By the way, a meeting of the NATO-Ukraine Council at the level of foreign ministers will take place today.

Reserve a seat. Expectations from summit in Washington

The next summit will be held on July 9-11 in Washington, and there are high hopes for it again. The maximum goal is an official invitation from the Allies. Even with the caveat that this does not immediately trigger ratification in national parliaments.

"This should be a signal that a seat is reserved for Ukraine. We are starting the process of negotiations, as it is with the European Union, on what both sides need to do to make us a member of NATO. I don't know if our partners are ready to issue an invitation. But I know that they are working on a formula. We just insist that it should be a step forward compared to what happened in Vilnius," the source says.

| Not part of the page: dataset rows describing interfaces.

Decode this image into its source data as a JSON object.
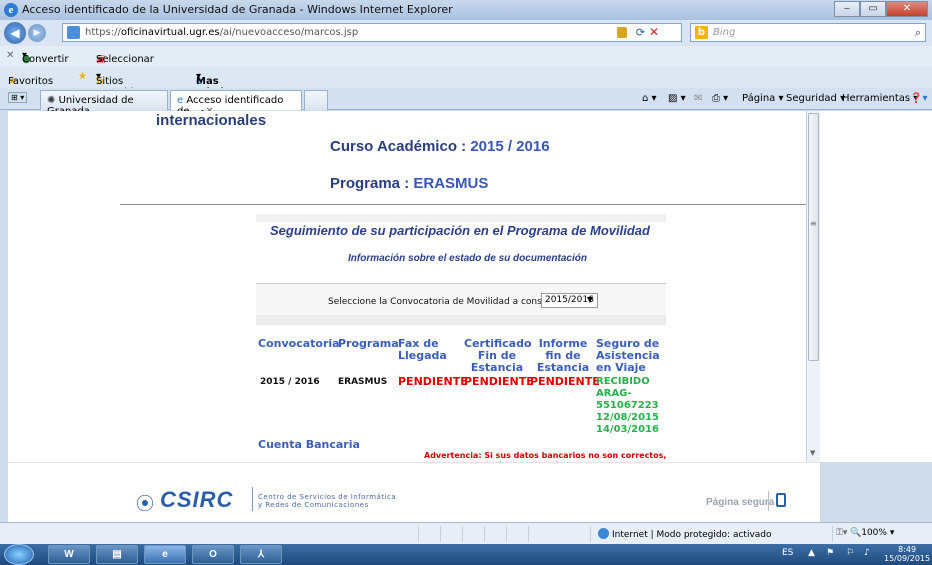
{
  "window": {
    "title": "Acceso identificado de la Universidad de Granada - Windows Internet Explorer"
  },
  "addressbar": {
    "url_prefix": "https://",
    "url_domain": "oficinavirtual.ugr.es",
    "url_path": "/ai/nuevoacceso/marcos.jsp",
    "search_placeholder": "Bing"
  },
  "commandbar": {
    "convertir": "Convertir",
    "seleccionar": "Seleccionar"
  },
  "favbar": {
    "favoritos": "Favoritos",
    "sitios": "Sitios sugeridos",
    "mas": "Mas admite el riesgo ..."
  },
  "tabs": {
    "items": [
      {
        "label": "Universidad de Granada"
      },
      {
        "label": "Acceso identificado de ..."
      }
    ],
    "pagina": "Página",
    "seguridad": "Seguridad",
    "herramientas": "Herramientas"
  },
  "page": {
    "internacionales": "internacionales",
    "curso_label": "Curso Académico : ",
    "curso_value": "2015 / 2016",
    "programa_label": "Programa : ",
    "programa_value": "ERASMUS",
    "seguimiento": "Seguimiento de su participación en el Programa de Movilidad",
    "informacion": "Información sobre el estado de su documentación",
    "select_label": "Seleccione la Convocatoria de Movilidad a consultar",
    "select_value": "2015/2016",
    "table": {
      "headers": [
        "Convocatoria",
        "Programa",
        "Fax de Llegada",
        "Certificado Fin de Estancia",
        "Informe fin de Estancia",
        "Seguro de Asistencia en Viaje"
      ],
      "row": {
        "convocatoria": "2015 / 2016",
        "programa": "ERASMUS",
        "fax": "PENDIENTE",
        "certificado": "PENDIENTE",
        "informe": "PENDIENTE",
        "seguro": [
          "RECIBIDO",
          "ARAG-",
          "551067223",
          "12/08/2015",
          "14/03/2016"
        ]
      }
    },
    "cuenta_bancaria": "Cuenta Bancaria",
    "advertencia": "Advertencia: Si sus datos bancarios no son correctos, por favor, actualícelos a través del procedimiento telemático"
  },
  "footer": {
    "csirc": "CSIRC",
    "csirc_line1": "Centro de Servicios de Informática",
    "csirc_line2": "y Redes de Comunicaciones",
    "pagina_segura": "Página segura"
  },
  "statusbar": {
    "zone": "Internet | Modo protegido: activado",
    "zoom": "100%"
  },
  "taskbar": {
    "lang": "ES",
    "time": "8:49",
    "date": "15/09/2015"
  },
  "colors": {
    "heading": "#2a3f7a",
    "link_blue": "#3a5fb5",
    "pending_red": "#e00000",
    "received_green": "#27b04b"
  }
}
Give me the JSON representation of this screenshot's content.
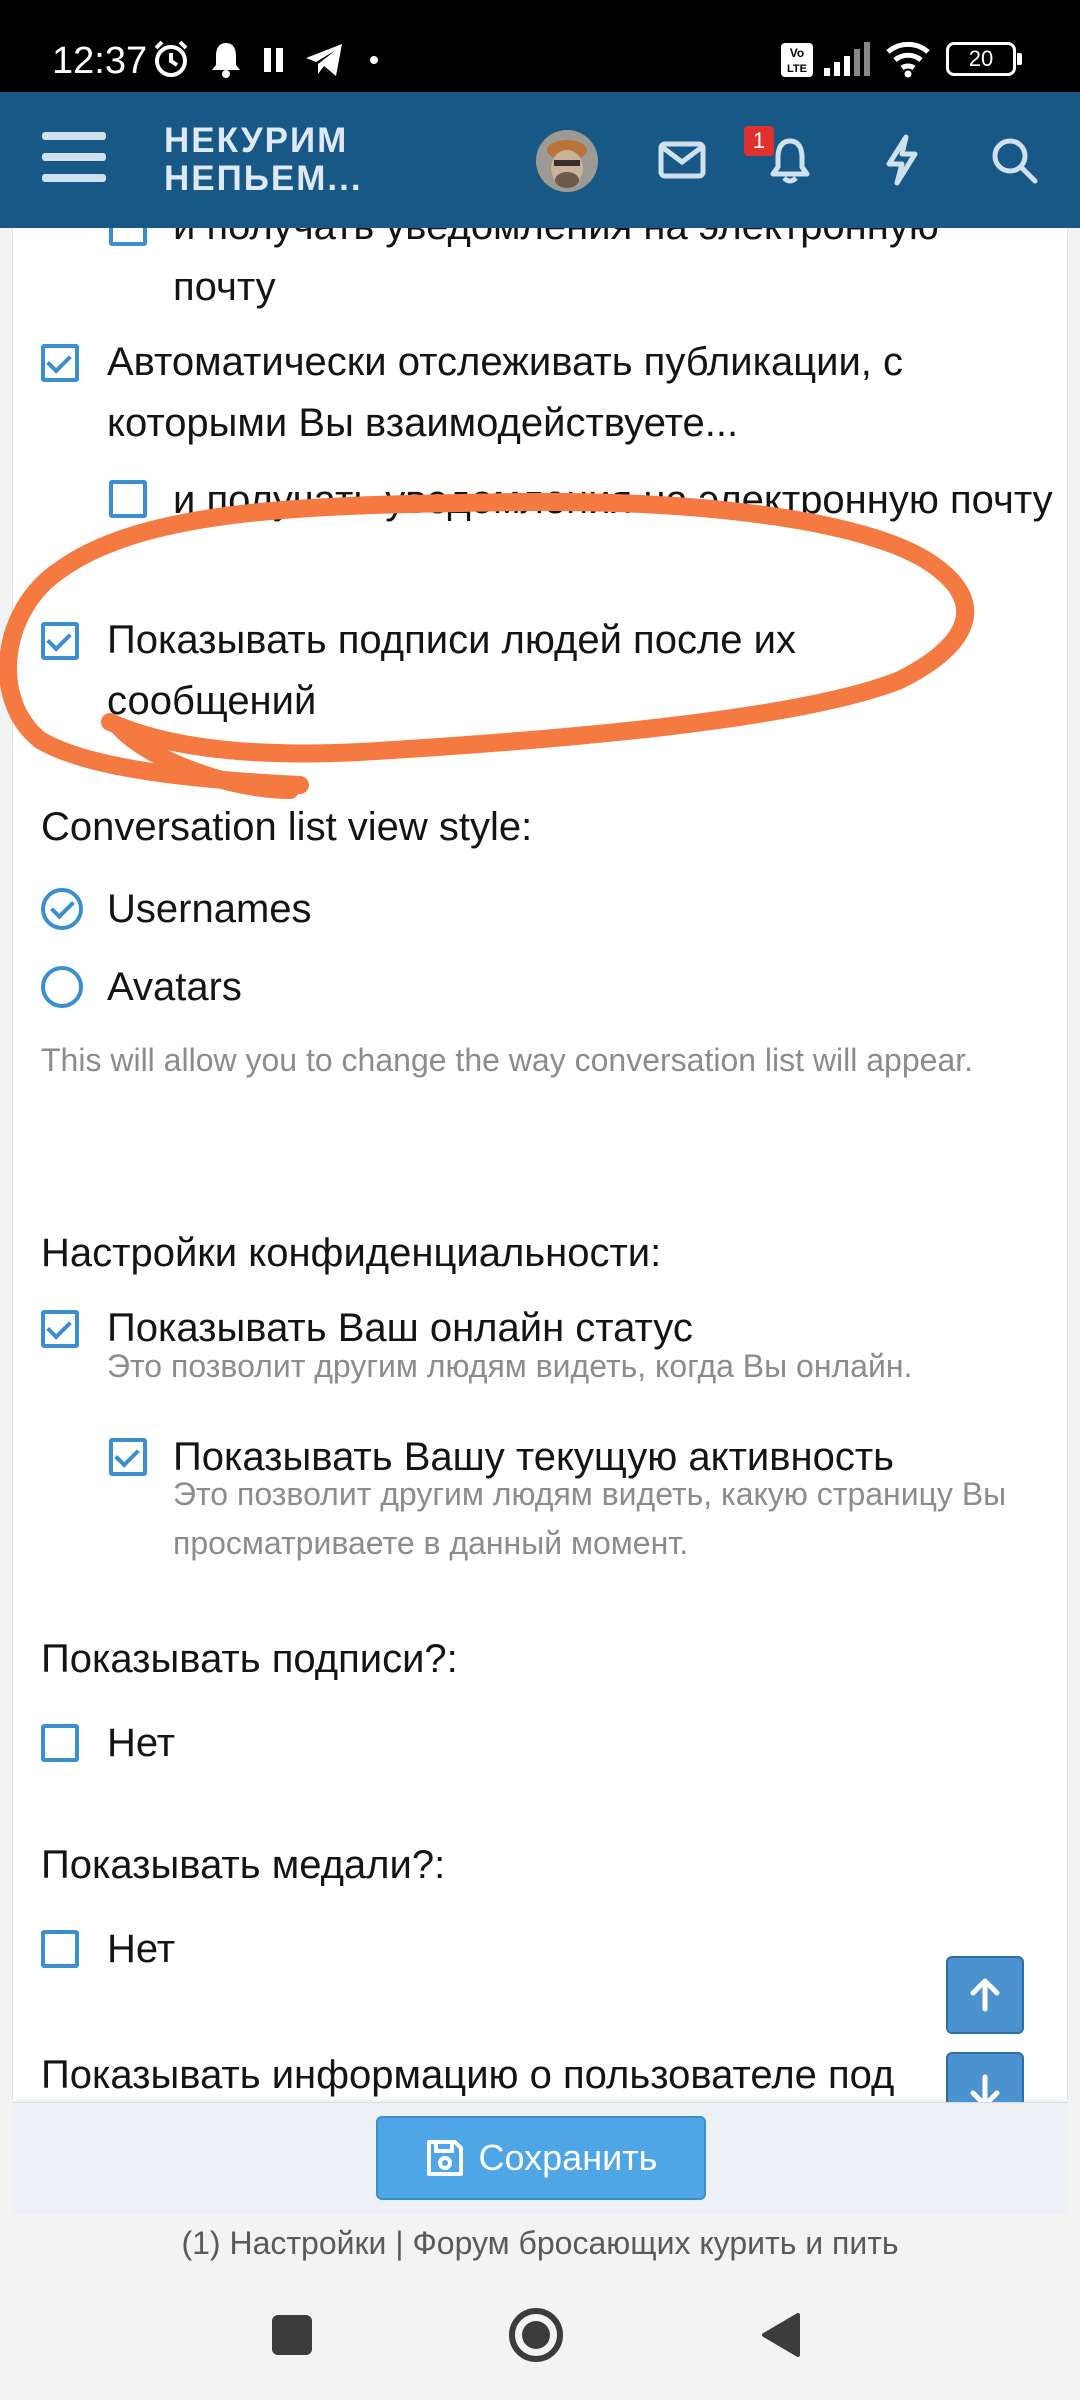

Collective defense: How NATO formed and why membership in Alliance important for UkraineUS Secretary of State Antony Blinken assured that the summit in Washington would focus on Ukraine's roadmap (photo by Getty Images)

In turn, partners are lowering their expectations. According to UK Ambassador to NATO David Quarrey, we should not expect a breakthrough. American Ambassador Julianne Smith sees no possibility of an invitation at this stage because of the war.

Ukraine is doing everything in its power at various levels. But future allies, unfortunately, take into account how the Kremlin looks at it, although everyone says publicly that it has no veto power, explains Yehor Chernev. According to him, there is still enough time, and there will be many different meetings before Washington.

"As we remember, last year the decision on the final text of the communiqué in Vilnius was made almost in the last hours," he notes.

At a minimum, the task is a roadmap, which was not provided at the summit in Lithuania. Recently, US Secretary of State Antony Blinken assured that the meeting in Washington would focus on its development. He also called the roadmap a bridge to join the bloc.

It will contain a list of steps, possibly with a time frame. Or without, as partners usually avoid precise wording on Ukraine's accession.

"This is practically the same MAP, but less formal. That is, what we have to do to become interoperable. Specific steps. Today we have a national program designed for a year. The roadmap will take into account everything that is needed to become a de facto part of the North Atlantic Alliance," Chernev adds.